These were the most popular TBP Kindle eBooks for August:

Extraordinary Popular Delusions and the Madness of Crowds (Charles Mackay)

How We Know What Isn’t So: The Fallibility of Human Reason in Everyday Life (Thomas Gilovich)

Wait: The Art and Science of Delay (Frank Partnoy)

Hedge Fund Market Wizards (Jack D. Schwager)

Wait: The useful art of procrastination (Frank Partnoy)

The Romney Files (Brett Arends)

Bailout Nation (Barry Ritholtz)

 

Category: Books, Consumer Spending

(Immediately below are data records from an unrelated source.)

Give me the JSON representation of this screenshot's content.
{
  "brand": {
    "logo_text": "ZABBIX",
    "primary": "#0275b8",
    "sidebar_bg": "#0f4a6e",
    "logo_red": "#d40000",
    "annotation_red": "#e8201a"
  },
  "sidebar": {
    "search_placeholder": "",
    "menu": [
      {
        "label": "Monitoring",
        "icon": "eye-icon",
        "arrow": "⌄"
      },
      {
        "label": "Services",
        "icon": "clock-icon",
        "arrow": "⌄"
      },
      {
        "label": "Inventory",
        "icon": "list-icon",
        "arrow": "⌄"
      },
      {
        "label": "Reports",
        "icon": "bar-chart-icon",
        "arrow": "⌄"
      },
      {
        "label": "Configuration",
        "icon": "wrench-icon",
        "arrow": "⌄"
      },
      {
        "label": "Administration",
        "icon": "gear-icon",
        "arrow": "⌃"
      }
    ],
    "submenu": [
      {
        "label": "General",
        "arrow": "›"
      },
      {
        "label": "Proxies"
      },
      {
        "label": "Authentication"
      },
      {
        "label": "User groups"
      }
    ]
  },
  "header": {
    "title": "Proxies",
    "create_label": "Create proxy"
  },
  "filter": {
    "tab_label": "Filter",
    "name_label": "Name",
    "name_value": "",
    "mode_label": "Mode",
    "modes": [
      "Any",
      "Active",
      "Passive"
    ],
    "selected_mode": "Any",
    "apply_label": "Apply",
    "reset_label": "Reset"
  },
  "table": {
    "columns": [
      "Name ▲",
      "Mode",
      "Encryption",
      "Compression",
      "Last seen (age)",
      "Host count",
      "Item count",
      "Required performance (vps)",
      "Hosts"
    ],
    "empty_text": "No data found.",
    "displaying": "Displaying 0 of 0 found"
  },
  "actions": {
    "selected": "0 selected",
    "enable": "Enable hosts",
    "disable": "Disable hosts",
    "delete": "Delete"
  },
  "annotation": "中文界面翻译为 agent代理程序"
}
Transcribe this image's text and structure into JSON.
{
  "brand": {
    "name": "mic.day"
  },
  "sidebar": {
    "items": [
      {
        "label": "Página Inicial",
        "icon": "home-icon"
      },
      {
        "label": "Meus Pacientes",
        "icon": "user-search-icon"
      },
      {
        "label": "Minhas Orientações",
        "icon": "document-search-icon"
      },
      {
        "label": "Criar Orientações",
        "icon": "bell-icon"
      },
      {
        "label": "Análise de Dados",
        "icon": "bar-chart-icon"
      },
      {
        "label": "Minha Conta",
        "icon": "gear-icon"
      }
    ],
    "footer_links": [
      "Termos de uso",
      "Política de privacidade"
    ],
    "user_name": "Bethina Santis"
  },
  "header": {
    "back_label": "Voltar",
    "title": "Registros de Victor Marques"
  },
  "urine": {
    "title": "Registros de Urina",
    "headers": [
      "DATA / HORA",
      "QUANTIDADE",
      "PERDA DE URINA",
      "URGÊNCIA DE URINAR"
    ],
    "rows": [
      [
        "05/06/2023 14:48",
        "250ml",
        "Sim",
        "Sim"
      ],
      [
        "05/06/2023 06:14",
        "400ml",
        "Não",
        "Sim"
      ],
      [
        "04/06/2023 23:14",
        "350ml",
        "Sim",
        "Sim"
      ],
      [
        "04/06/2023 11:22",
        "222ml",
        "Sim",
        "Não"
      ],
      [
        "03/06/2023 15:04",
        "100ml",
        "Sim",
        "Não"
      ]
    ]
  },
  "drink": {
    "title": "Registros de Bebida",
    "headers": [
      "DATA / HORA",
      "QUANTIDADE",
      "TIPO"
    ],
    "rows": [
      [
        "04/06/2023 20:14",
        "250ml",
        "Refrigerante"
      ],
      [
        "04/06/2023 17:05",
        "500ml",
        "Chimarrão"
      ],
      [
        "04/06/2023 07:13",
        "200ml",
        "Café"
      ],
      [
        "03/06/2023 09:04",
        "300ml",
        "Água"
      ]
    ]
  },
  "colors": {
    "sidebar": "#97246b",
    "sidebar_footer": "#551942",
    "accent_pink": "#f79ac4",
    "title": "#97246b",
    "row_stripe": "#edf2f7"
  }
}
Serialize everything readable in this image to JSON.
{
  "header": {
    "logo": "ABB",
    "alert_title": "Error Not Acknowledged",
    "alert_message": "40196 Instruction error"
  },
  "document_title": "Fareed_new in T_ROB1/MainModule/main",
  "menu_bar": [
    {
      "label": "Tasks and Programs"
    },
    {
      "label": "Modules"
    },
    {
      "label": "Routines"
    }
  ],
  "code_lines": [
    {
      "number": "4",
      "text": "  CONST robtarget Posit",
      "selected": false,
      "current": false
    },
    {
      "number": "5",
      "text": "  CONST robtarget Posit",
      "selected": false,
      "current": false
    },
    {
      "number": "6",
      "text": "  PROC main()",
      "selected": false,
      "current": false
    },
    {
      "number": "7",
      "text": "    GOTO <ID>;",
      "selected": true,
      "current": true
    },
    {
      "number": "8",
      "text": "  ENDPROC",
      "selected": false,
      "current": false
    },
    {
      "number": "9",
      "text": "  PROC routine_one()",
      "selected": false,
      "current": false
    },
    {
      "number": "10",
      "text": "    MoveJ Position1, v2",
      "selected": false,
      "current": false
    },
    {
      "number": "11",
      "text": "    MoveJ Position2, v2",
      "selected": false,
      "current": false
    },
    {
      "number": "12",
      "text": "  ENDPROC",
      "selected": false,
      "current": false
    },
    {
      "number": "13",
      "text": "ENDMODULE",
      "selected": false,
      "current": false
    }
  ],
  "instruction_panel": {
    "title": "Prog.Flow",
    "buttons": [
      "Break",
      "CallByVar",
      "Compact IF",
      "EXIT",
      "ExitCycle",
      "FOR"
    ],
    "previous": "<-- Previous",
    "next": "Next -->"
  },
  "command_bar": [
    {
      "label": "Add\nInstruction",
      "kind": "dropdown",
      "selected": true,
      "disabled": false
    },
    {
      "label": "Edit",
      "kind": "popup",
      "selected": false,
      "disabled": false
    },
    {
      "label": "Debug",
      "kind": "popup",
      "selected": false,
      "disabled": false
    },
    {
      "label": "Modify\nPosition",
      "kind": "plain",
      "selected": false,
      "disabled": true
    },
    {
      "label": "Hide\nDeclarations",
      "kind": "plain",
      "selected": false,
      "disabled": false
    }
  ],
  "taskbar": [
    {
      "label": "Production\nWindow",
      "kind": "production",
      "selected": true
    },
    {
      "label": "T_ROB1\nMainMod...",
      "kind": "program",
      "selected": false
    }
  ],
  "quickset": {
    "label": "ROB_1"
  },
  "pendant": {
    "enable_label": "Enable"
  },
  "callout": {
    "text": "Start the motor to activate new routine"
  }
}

Please use the comments to demonstrate your own ignorance, unfamiliarity with empirical data and lack of respect for scientific knowledge. Be sure to create straw men and argue against things I have neither said nor implied. If you could repeat previously discredited memes or steer the conversation into irrelevant, off topic discussions, it would be appreciated. Lastly, kindly forgo all civility in your discourse . . . you are, after all, anonymous.

5 Responses to “Books Bought By Big Picture Readers (August 2012)”

  1. Tom says:

    What’s the sample size?

  2. It varies each month, but its between 500-1000 books (combined print & kindle)

  3. Jerry says:

    What are you reading now?

    Anything not on the list you would suggest — anything not finance related ?

  4. Orange14 says:

    I’m stunned that anyone is paying a red cent for Charles Mackay’s superb investment book, “Extradordinary Popular Delusions and the Madness of Crowds.” This prize has been out of copyright for over 100 years and is available for a free download (even in Kindle format) at Project Gutenburg! I thought that readers of The Big Picture were generally savvy investors; I guess this is one area that they fall short. ;-)

  5. TennesseeCPA says:

    Barry: You started me, via this list, reading Wait. After that, found Predictably Irrational and got wonderfully sucked into anything by Dan Airely. Thanks for this list, will eagerly await each month’s entries. Also highly recommend The Power of Habit by Charles Duhigg – what strange creatures we act like!